Task to carry out »
In the listing that follows, how many lines include the word "name"? Only the number is wanted.

*** Input material ***

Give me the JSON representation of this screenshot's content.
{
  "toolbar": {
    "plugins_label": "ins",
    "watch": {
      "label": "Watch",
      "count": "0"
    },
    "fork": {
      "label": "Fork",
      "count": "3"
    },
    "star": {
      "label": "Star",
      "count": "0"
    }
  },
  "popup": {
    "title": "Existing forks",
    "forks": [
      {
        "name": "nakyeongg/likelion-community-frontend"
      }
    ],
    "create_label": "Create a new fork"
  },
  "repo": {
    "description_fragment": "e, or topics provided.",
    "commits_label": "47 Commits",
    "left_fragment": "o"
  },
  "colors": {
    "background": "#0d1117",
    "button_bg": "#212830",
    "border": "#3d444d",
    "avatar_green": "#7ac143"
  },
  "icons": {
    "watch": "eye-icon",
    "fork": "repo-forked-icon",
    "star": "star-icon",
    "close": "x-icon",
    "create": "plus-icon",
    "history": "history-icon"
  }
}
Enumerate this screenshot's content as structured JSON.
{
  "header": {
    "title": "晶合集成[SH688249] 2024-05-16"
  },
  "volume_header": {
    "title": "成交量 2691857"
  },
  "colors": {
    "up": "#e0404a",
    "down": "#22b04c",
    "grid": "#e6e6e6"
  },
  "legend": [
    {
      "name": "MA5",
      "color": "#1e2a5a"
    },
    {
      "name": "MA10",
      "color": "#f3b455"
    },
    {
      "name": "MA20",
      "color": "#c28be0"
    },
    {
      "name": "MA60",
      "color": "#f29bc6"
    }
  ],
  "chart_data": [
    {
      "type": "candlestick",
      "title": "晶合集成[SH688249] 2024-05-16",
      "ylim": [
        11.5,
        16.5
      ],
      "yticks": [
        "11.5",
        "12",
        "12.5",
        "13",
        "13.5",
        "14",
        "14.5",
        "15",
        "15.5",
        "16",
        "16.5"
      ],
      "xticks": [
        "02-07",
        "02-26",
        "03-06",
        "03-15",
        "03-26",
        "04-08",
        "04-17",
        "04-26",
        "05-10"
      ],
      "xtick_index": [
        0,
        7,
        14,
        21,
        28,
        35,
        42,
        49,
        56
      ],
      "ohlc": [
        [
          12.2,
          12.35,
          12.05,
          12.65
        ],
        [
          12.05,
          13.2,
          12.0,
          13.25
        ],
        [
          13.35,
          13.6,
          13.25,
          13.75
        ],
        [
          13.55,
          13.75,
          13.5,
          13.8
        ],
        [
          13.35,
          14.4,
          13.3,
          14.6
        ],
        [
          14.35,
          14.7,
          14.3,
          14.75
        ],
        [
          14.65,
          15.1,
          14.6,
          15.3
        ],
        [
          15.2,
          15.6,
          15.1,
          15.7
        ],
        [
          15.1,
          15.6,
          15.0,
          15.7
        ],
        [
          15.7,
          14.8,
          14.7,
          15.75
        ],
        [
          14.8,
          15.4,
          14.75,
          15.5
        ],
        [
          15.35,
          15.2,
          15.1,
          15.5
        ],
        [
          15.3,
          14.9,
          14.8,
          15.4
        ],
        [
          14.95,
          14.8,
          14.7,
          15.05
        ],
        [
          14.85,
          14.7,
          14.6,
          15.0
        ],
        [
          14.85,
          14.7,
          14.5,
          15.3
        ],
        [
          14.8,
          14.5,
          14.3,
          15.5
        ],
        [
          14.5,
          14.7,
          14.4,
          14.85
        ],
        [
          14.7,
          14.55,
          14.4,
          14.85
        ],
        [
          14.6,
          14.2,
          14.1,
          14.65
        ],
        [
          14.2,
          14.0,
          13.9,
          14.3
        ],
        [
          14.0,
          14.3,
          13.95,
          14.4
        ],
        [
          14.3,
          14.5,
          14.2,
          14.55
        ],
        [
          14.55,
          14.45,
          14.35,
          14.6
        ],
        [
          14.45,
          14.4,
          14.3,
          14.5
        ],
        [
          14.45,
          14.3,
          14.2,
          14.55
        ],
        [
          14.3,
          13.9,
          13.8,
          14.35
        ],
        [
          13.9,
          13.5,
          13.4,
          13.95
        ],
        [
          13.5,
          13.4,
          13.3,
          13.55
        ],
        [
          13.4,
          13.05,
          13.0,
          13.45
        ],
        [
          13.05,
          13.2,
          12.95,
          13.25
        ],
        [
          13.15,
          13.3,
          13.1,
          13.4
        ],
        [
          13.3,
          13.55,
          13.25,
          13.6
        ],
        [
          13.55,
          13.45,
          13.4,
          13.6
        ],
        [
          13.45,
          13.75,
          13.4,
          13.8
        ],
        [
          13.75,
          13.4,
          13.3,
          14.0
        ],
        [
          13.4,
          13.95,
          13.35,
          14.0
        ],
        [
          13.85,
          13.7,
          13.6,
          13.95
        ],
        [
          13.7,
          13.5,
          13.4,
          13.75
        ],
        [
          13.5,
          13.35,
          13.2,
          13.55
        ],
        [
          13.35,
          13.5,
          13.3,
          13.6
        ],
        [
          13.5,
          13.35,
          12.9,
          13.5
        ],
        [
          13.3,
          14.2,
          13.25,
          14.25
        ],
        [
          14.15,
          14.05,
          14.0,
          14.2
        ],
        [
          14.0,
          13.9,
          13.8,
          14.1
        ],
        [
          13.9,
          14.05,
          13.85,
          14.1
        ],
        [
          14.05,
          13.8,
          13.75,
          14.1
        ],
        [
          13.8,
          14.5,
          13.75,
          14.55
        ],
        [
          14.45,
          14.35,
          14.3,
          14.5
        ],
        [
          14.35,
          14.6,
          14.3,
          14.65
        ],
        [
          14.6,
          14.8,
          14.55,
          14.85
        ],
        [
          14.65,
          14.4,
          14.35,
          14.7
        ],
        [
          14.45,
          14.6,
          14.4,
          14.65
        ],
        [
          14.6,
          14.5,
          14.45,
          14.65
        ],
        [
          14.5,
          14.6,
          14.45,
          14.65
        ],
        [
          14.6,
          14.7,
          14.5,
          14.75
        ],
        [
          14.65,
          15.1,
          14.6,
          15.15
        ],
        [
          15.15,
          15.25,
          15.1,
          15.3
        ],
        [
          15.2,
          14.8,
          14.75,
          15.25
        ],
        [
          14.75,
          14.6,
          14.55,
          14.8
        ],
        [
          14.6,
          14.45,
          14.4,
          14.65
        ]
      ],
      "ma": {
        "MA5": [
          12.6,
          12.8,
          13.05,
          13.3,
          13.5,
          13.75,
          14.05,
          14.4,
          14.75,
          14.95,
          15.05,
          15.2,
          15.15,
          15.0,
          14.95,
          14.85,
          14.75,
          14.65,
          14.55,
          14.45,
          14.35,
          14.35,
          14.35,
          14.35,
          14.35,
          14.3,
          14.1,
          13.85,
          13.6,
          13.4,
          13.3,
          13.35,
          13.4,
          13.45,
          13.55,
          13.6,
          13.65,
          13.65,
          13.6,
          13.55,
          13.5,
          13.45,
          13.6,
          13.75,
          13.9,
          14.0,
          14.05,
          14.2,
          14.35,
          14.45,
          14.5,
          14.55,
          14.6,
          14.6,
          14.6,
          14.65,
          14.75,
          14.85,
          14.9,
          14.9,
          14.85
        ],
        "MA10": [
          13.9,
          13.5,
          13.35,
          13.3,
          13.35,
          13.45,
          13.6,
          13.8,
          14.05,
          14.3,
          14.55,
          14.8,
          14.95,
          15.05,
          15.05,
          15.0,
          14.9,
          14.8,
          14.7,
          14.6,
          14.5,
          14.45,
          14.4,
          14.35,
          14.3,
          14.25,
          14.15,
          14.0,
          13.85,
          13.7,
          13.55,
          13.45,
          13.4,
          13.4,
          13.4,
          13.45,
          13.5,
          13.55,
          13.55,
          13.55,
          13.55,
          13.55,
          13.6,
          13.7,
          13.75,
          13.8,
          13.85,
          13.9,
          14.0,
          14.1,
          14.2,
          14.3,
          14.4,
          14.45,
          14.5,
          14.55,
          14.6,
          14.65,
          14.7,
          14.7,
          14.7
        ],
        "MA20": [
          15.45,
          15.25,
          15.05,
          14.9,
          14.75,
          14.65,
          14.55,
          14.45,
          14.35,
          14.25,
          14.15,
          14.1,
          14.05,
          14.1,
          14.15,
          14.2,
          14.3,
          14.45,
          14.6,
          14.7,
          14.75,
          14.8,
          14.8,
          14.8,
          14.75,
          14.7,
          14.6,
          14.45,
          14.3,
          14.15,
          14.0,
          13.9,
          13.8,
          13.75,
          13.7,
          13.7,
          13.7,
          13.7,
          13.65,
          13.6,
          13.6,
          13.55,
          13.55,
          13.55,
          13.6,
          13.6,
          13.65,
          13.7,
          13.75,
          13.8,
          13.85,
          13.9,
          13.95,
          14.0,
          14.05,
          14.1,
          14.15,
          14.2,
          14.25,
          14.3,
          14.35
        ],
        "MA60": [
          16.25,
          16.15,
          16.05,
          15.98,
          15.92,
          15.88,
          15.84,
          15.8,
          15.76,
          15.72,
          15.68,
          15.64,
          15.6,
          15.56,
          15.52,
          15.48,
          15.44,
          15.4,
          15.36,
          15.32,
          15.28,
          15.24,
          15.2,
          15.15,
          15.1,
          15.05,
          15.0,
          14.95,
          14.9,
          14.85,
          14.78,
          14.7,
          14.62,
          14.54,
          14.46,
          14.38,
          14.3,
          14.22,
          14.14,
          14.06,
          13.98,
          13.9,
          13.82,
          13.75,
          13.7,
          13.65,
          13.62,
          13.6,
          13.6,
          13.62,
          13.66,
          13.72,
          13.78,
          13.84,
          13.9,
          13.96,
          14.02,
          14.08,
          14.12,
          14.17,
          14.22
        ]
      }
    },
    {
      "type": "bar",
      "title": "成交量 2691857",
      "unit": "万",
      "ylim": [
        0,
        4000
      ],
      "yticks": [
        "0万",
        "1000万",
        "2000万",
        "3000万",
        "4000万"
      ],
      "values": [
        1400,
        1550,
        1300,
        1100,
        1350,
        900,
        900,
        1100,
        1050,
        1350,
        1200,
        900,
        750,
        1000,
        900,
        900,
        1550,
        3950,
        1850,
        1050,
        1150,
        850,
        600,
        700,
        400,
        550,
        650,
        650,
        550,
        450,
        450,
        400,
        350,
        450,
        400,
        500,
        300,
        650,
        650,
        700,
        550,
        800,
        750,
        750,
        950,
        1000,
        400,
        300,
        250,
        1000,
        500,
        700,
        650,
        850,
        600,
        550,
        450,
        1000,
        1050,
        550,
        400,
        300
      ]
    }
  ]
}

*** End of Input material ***

Task output »
5